What tools are used for industrial network analysis?

I wonder if you could suggest what is your preferred software/hardware for industrial communication (understood in broad way) analysis.
Please correct me if i am wrong. The way i understand it:
Each industrial communication has got some underlaying physical layer.
  1. For high level ethernet and wifi - wireshark i believe is the king
  2. RS232/RS485 type of network i believe iftools have great hardware/software products (i am planning to buy their analysers) https://iftools.com/shop/index.en.php
  3. What shall be used for USB ?
  4. Can you please list any other physical layer types and their tools
Many thanks for any advice!
A protocol analyzer assumes that the bits it "sees" and then analyzes are what the sender sent and have not been corrupted by electrical factors:

- noise
- common mode
- excessive cable capacitance
- inadequate signal amplitude
- impedance loading
- ringing or reflected energy appearing as bits
- bit/word/packet timing

so a protocol analyzer is not the right tool for analyzing electrical problems or timing problems; those kinds of problems need a scope and preferably one with the ability to label bits in the bit stream.

For a discussion of the Fluke 125 Scopemeter (2008) and how it solved a timing problem, see


For a discussion of serial port sniffers and protocol analyzers, see

Although an older thread the products mentioned are still available.

Be aware that RS-232 is single ended so any scope can view the waveform, but RS-485 is differential with respect to signal ground, so a dual channel scope is needed with ch A minus Ch B functionality is needed. I personally hate decoding inverted bits from a waveform (how many ones or zeros are in that solid high or low stretch?), so the smart bus analyzers have a place.

Process industry fieldbuses
The Profibus spec defines both the hardware layer and the protocol. Profibus DP uses the RS-485 bus, whereas Profibus PA (the field instrument intrinsically safe network bus) uses Manchester Encoded Bus Powered (MBP). There are network analyzers specifically for Profibus. The Profibus has specified limitations on segment and spur cabling lengths and the bus analyzers use time domain reflectometry to analyze cabling length issues. Googling Profibus network analyzer will bring up the vendors. and their products.

Likewise Foundation Fieldbus (FF), used in the process industries with a high speed Ethernet bus (HSE) and a separate Manchester encoded, intrinsically safe field instrument bus (H1) use Emerson's 475 or Trex or Softing's MobiLink handheld. FF diagnostics appear to be intelligent scope based. FF commissioning tests require cabling capacitance checks, presumably a necessity when troubleshooting as well. I'm not aware of a commercial FF network analyzer but maybe someone else has run across one.
Wow thanks Dave what a reply! I hit follow button as well:)
I am in early stages of learning and trying to focus on something rather easy to monitor and troubleshoot.

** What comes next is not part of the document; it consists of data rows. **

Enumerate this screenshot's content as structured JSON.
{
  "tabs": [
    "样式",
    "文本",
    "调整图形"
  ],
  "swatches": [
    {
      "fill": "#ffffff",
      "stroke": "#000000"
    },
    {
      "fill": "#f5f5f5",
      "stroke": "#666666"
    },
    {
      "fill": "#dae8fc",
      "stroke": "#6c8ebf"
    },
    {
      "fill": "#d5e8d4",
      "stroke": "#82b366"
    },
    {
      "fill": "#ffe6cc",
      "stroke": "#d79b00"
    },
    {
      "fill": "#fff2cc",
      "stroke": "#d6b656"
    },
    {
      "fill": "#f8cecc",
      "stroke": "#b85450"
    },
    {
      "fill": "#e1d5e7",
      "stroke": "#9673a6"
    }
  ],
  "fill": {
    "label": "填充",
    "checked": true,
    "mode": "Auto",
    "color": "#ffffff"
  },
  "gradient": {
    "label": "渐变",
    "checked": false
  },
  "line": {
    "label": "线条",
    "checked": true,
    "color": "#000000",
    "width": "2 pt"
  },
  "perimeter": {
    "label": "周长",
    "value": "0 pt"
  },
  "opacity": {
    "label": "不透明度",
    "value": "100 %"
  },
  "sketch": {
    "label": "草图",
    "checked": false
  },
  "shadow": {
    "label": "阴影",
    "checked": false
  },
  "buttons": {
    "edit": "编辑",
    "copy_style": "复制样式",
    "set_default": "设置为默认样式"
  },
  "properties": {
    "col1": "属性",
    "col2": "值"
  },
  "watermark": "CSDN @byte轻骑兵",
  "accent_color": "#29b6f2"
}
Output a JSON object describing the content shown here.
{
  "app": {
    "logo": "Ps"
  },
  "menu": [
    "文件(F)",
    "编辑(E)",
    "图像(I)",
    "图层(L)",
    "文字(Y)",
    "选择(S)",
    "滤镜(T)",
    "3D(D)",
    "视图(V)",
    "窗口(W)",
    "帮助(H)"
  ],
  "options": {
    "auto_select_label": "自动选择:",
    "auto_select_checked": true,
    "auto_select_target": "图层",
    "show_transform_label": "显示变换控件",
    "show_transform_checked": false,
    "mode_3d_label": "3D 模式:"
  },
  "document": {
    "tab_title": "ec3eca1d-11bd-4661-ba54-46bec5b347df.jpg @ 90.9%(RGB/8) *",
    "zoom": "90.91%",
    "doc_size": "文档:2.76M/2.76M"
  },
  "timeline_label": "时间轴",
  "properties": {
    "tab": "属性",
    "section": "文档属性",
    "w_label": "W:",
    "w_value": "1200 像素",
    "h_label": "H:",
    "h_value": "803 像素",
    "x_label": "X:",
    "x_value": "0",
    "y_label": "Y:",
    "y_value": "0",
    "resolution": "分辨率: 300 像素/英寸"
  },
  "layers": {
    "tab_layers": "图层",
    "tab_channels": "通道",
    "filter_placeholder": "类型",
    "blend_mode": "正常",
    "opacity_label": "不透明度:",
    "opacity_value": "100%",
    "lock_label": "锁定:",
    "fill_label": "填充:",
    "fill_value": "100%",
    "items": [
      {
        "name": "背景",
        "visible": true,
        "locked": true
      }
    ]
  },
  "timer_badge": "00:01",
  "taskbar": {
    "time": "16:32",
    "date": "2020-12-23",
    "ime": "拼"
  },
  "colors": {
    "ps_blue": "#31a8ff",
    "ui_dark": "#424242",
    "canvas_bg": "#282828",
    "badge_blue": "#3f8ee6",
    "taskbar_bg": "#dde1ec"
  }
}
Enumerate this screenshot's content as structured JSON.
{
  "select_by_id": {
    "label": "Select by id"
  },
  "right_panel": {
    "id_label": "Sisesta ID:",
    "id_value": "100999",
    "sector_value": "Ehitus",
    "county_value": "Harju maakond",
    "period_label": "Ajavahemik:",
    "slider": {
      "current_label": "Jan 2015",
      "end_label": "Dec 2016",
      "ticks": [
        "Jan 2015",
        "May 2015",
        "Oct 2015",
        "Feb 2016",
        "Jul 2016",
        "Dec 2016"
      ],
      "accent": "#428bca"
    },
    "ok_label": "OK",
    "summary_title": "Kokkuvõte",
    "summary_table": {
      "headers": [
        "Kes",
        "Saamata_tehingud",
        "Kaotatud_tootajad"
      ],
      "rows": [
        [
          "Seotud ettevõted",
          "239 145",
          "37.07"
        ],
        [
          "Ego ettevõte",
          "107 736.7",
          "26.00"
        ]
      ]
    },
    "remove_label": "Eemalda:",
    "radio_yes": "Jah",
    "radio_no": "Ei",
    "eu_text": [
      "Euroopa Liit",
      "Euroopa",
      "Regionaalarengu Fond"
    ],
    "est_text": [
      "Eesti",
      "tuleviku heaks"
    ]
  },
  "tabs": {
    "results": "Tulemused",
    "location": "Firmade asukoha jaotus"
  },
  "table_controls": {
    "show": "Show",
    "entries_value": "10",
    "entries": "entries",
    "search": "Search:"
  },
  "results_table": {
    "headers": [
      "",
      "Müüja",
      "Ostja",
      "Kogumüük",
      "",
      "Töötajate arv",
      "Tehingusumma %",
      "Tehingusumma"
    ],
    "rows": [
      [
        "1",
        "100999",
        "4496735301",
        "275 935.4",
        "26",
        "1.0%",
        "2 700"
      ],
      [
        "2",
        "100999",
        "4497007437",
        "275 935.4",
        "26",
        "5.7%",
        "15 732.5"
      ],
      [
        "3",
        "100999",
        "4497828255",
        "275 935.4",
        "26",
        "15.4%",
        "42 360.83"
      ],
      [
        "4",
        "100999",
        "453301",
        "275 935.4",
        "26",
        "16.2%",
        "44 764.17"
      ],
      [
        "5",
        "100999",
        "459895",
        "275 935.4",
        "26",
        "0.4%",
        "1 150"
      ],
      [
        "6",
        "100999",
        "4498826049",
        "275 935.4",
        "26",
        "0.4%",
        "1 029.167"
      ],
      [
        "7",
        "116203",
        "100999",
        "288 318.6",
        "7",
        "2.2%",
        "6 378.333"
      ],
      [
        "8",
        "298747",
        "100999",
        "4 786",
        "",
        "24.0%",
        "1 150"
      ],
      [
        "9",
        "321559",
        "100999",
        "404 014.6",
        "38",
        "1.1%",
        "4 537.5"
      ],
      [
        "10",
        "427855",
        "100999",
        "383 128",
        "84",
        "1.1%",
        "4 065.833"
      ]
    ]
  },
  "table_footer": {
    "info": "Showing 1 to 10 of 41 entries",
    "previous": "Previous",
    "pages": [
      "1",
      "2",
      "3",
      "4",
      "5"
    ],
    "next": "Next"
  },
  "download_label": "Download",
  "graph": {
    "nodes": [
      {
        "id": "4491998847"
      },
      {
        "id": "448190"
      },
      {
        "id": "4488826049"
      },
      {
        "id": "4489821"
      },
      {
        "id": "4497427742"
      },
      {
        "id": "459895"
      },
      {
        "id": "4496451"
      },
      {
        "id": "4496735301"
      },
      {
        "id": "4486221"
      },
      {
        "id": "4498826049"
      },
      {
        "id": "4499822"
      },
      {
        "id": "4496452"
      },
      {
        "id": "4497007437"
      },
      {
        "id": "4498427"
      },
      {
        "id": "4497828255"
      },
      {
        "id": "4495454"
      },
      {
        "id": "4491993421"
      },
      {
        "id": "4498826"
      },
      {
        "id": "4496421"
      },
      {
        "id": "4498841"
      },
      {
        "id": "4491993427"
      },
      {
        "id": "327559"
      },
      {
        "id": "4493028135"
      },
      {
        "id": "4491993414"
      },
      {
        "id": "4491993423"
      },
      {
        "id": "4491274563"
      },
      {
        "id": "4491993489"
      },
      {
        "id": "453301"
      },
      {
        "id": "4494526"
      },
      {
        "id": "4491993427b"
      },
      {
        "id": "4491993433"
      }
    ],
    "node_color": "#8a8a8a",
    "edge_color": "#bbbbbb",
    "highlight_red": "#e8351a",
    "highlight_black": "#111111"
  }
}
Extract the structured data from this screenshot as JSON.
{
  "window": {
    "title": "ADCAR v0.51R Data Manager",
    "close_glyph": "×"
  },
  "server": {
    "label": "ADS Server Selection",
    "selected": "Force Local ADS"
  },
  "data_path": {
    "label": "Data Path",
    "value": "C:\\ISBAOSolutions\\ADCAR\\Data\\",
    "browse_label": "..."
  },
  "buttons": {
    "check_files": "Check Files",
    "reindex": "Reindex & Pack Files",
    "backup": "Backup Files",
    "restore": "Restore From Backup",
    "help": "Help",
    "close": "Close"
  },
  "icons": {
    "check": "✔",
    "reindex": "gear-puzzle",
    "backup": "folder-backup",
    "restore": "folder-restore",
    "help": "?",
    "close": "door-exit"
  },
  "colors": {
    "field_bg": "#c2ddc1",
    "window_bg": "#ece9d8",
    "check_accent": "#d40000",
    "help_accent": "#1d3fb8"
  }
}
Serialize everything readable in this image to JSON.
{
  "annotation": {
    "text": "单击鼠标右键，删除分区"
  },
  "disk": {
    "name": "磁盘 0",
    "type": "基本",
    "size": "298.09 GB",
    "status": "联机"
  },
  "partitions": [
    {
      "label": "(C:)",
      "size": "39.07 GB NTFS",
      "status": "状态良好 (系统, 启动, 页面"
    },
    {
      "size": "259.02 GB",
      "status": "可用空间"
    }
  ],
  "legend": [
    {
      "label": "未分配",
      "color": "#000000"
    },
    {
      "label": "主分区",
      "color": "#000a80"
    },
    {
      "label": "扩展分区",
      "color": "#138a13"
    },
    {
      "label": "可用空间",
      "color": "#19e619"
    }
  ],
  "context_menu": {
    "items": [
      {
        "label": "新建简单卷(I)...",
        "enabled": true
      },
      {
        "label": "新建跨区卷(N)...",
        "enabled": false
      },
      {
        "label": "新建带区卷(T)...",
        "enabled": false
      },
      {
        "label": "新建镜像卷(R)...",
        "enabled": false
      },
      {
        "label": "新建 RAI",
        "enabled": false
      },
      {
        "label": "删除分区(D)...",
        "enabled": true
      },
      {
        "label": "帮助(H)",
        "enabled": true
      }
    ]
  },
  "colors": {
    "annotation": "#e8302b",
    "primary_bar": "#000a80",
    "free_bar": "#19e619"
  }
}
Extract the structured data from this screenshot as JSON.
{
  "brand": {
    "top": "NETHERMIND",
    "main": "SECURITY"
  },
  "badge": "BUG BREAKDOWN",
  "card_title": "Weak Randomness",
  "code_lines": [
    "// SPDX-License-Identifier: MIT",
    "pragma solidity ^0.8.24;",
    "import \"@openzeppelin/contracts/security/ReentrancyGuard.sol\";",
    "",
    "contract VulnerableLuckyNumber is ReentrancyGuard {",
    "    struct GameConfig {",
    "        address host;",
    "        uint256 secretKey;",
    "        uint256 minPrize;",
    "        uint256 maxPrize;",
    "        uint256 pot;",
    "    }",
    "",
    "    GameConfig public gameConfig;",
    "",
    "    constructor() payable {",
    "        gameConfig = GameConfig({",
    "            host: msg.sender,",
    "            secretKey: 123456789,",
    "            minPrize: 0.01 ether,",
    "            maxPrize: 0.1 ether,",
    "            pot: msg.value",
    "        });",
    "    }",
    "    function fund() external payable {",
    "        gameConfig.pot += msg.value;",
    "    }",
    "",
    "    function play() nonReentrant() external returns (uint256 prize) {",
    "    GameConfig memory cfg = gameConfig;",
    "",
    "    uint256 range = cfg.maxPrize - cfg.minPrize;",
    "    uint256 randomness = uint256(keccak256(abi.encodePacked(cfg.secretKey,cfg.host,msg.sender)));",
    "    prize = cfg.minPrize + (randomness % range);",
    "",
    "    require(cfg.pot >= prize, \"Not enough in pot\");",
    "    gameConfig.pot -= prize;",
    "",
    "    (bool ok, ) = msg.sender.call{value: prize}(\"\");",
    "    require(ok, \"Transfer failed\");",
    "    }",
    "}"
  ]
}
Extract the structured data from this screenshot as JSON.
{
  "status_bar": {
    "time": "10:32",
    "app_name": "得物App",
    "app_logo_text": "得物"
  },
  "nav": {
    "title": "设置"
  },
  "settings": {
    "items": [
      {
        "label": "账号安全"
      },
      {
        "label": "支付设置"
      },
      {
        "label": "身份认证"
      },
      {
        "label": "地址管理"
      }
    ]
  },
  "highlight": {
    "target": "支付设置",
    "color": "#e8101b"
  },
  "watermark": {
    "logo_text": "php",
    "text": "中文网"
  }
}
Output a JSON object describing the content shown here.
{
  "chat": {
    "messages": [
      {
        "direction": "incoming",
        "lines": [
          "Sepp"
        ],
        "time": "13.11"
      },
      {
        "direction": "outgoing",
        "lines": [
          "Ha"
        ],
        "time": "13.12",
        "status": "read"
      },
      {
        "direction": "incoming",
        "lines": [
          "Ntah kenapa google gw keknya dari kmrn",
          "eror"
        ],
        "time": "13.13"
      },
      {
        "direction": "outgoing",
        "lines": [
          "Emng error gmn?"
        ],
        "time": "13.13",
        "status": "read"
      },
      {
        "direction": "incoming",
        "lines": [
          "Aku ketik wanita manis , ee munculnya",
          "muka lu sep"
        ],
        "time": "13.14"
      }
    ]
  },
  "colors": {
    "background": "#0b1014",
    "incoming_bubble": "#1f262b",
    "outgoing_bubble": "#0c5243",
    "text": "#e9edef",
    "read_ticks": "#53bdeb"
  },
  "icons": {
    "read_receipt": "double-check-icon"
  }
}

Are you able to give me some tips on which order its best to learn the protocols? Does the order of learning matter?
1 i am focusing now on RS232 and RS485
2 next i am planning on MQTT
3 maybe CAN network
4 maybe allen bradley networks control net and devicenet

RS-232 and RS-485 are hardware layers, they are not protocols. Hardware buses just transfer bits. A Protocol is a set of rules that govern communications. Who talks to whom and when. How is communication iniated and terminated? What happens where there's an error?

There's lots of info on RS-485. A web search will bring up some tutorials on how to make RS-485 reliable. The biggest problem in implementing RS-485 with multiple vendor products is the inconsistency of the presence of a signal ground, because what is known as 2-wire RS-485 is really 2-wire with a 3rd wire, signal ground. The unpublished 'secret' of RS-485 is that some vendors label the driver lines A and B with A being negative respect to B, whereas the other set of vendors flips the polarity. Backwards polarity will not damage the drivers, but communications will never take place. Fix is easy, swap the driver lines on one end.

The beauty of Ethernet is that it is inherently, by design, isolated. Neither RS-485 nor RS-232 are isolated, creating a host of problems over distances, where ground potentials are not equipotential.

I'm too late in the game for MQTT - that's up to you. The industries I serviced did not do CAN, so I can't tell you anything about CAN. Others might pop up and offer some insight on those two.

A-B's controlnet and DeviceNet are becoming legacy with Ethernet/IP being the major player nowadays.